Records contained in a dataset
::::::::
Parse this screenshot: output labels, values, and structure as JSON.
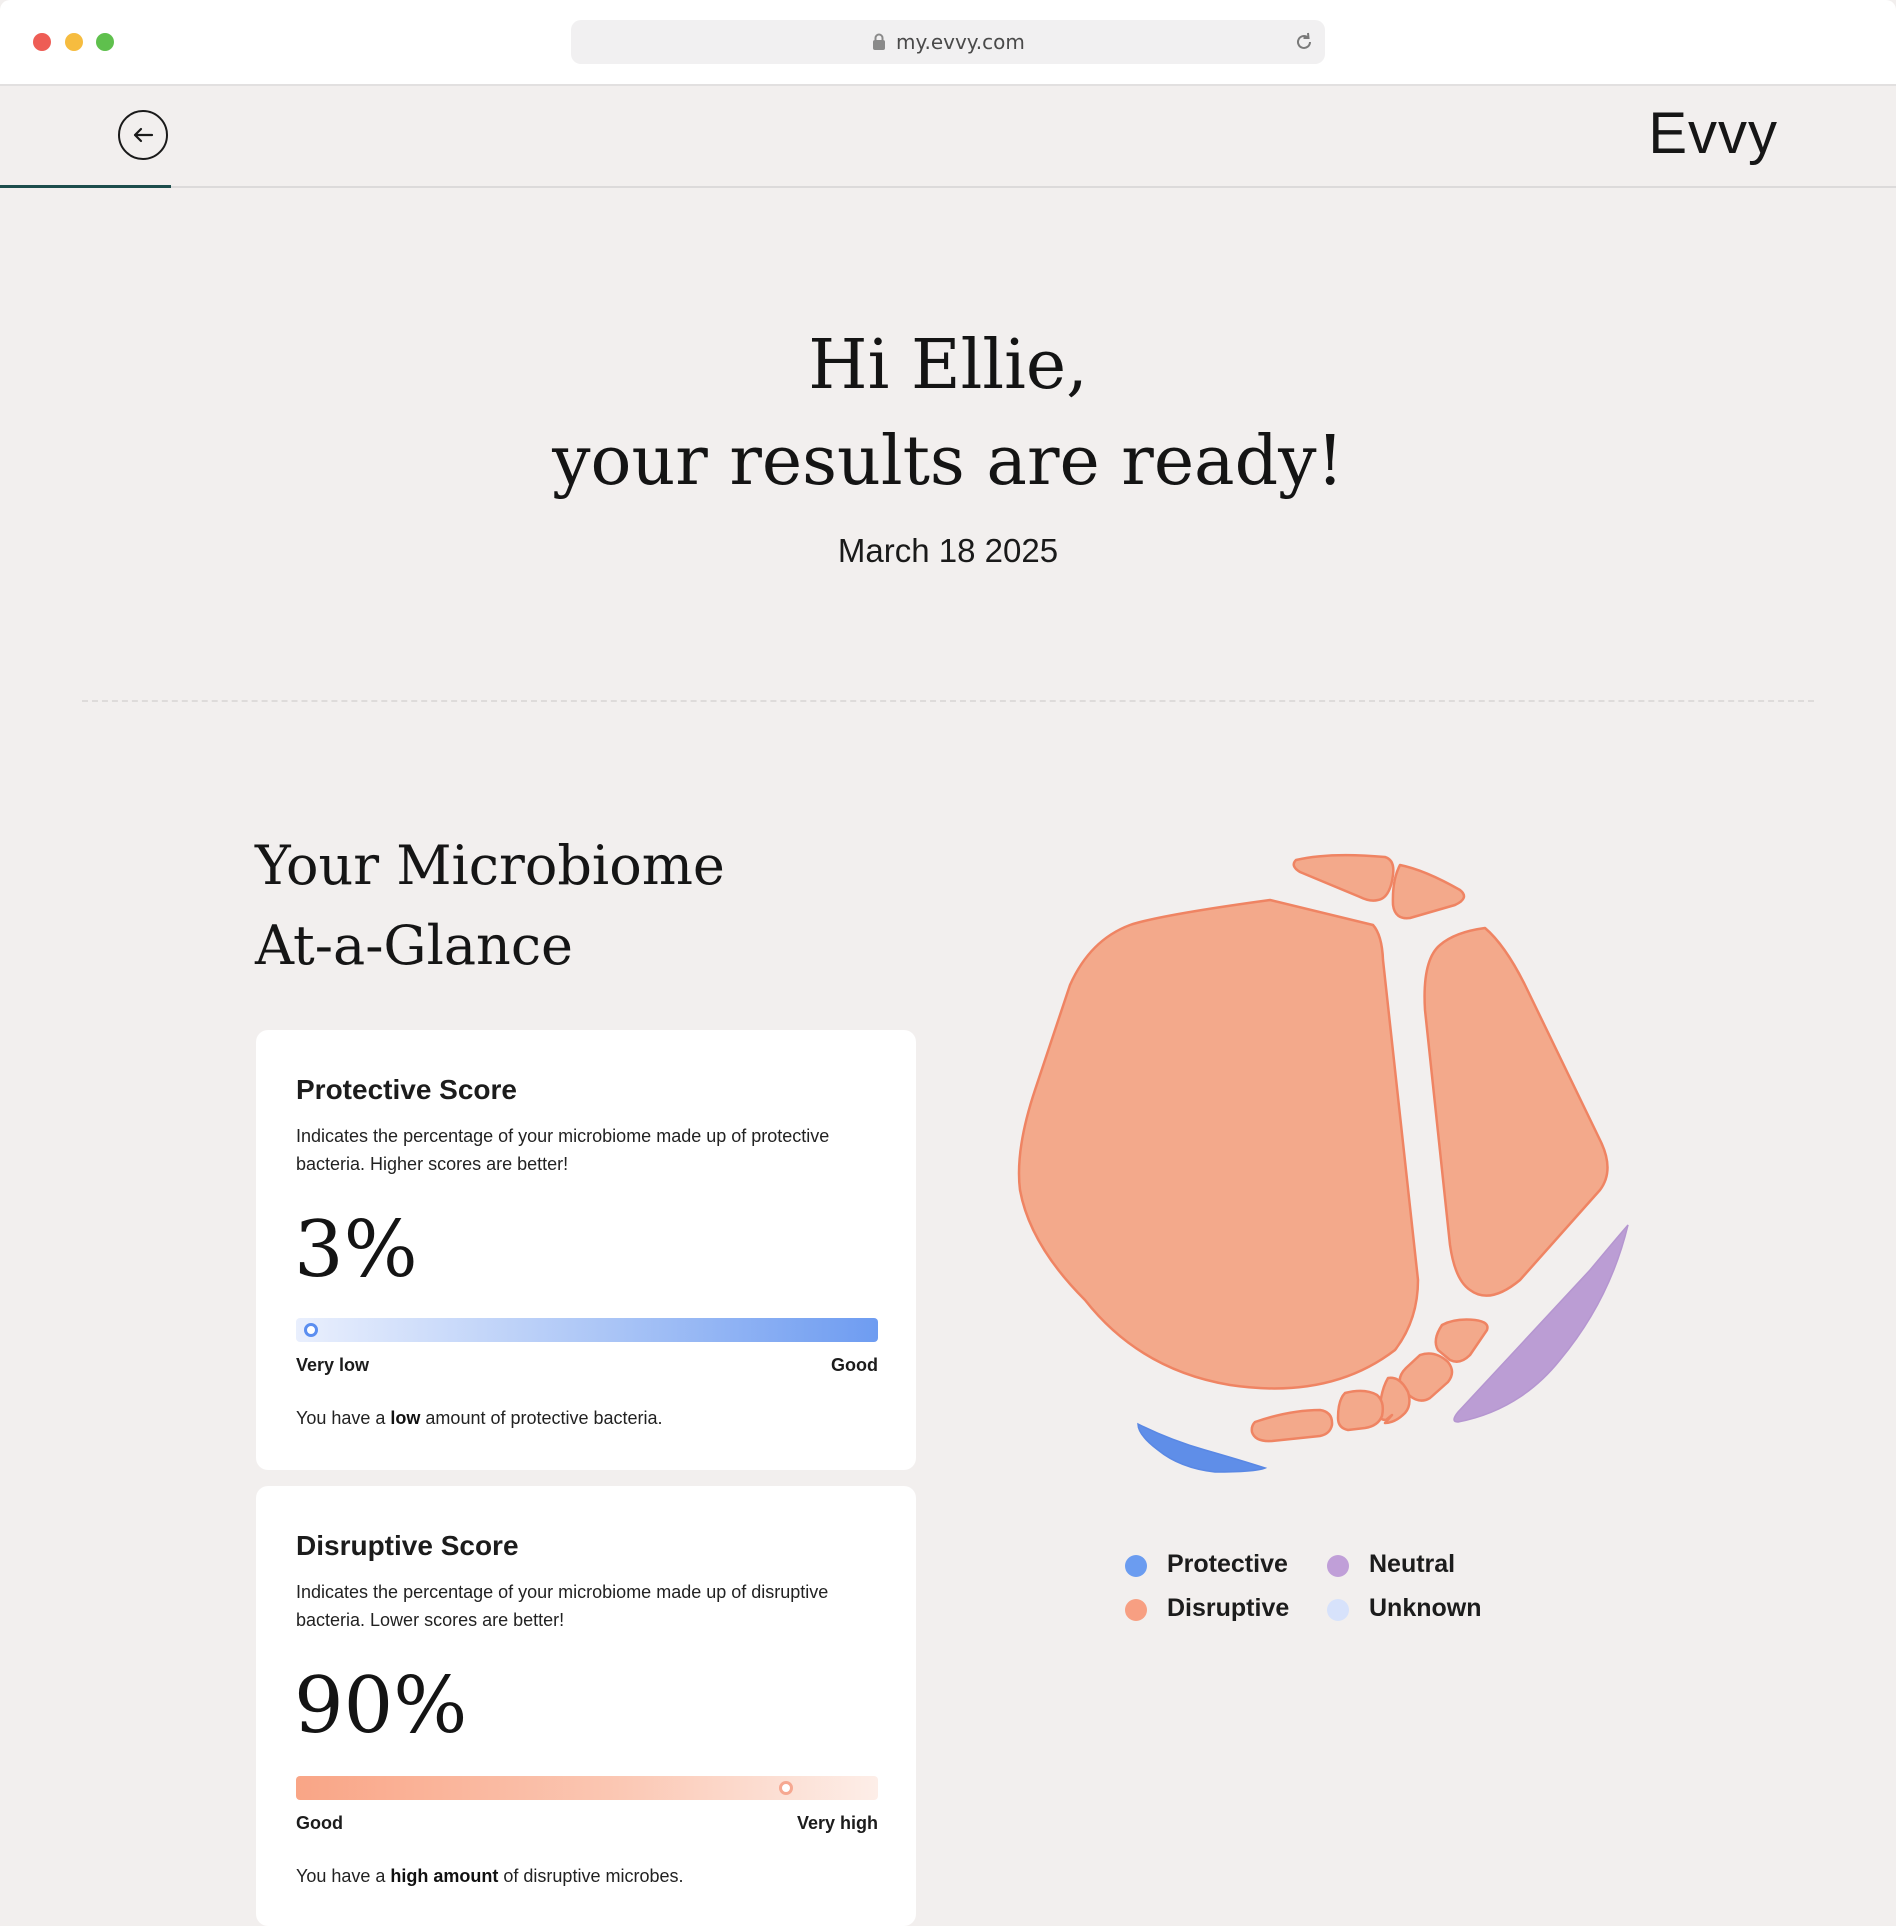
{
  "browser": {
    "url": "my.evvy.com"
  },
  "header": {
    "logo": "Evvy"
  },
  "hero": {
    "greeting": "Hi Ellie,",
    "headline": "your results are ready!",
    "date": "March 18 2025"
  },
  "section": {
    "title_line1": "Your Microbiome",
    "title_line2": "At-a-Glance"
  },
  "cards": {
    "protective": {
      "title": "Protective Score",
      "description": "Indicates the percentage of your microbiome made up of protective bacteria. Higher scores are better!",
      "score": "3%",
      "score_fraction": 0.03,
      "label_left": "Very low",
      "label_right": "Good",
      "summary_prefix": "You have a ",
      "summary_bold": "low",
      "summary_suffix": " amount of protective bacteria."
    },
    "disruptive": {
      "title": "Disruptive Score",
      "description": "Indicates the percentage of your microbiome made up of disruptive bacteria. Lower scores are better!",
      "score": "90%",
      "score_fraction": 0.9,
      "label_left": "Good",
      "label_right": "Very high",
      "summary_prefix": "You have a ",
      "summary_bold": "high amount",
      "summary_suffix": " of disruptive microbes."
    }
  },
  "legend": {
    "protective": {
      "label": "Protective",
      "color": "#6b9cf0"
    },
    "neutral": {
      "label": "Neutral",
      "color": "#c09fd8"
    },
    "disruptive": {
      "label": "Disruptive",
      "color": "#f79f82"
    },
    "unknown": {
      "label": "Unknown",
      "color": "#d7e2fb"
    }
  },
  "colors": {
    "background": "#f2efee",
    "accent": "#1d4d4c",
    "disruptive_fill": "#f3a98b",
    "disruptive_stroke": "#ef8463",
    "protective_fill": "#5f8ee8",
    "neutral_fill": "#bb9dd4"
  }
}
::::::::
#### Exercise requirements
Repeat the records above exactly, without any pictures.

#### Exercise answer
Parse this screenshot: output labels, values, and structure as JSON.
{
  "browser": {
    "url": "my.evvy.com"
  },
  "header": {
    "logo": "Evvy"
  },
  "hero": {
    "greeting": "Hi Ellie,",
    "headline": "your results are ready!",
    "date": "March 18 2025"
  },
  "section": {
    "title_line1": "Your Microbiome",
    "title_line2": "At-a-Glance"
  },
  "cards": {
    "protective": {
      "title": "Protective Score",
      "description": "Indicates the percentage of your microbiome made up of protective bacteria. Higher scores are better!",
      "score": "3%",
      "score_fraction": 0.03,
      "label_left": "Very low",
      "label_right": "Good",
      "summary_prefix": "You have a ",
      "summary_bold": "low",
      "summary_suffix": " amount of protective bacteria."
    },
    "disruptive": {
      "title": "Disruptive Score",
      "description": "Indicates the percentage of your microbiome made up of disruptive bacteria. Lower scores are better!",
      "score": "90%",
      "score_fraction": 0.9,
      "label_left": "Good",
      "label_right": "Very high",
      "summary_prefix": "You have a ",
      "summary_bold": "high amount",
      "summary_suffix": " of disruptive microbes."
    }
  },
  "legend": {
    "protective": {
      "label": "Protective",
      "color": "#6b9cf0"
    },
    "neutral": {
      "label": "Neutral",
      "color": "#c09fd8"
    },
    "disruptive": {
      "label": "Disruptive",
      "color": "#f79f82"
    },
    "unknown": {
      "label": "Unknown",
      "color": "#d7e2fb"
    }
  },
  "colors": {
    "background": "#f2efee",
    "accent": "#1d4d4c",
    "disruptive_fill": "#f3a98b",
    "disruptive_stroke": "#ef8463",
    "protective_fill": "#5f8ee8",
    "neutral_fill": "#bb9dd4"
  }
}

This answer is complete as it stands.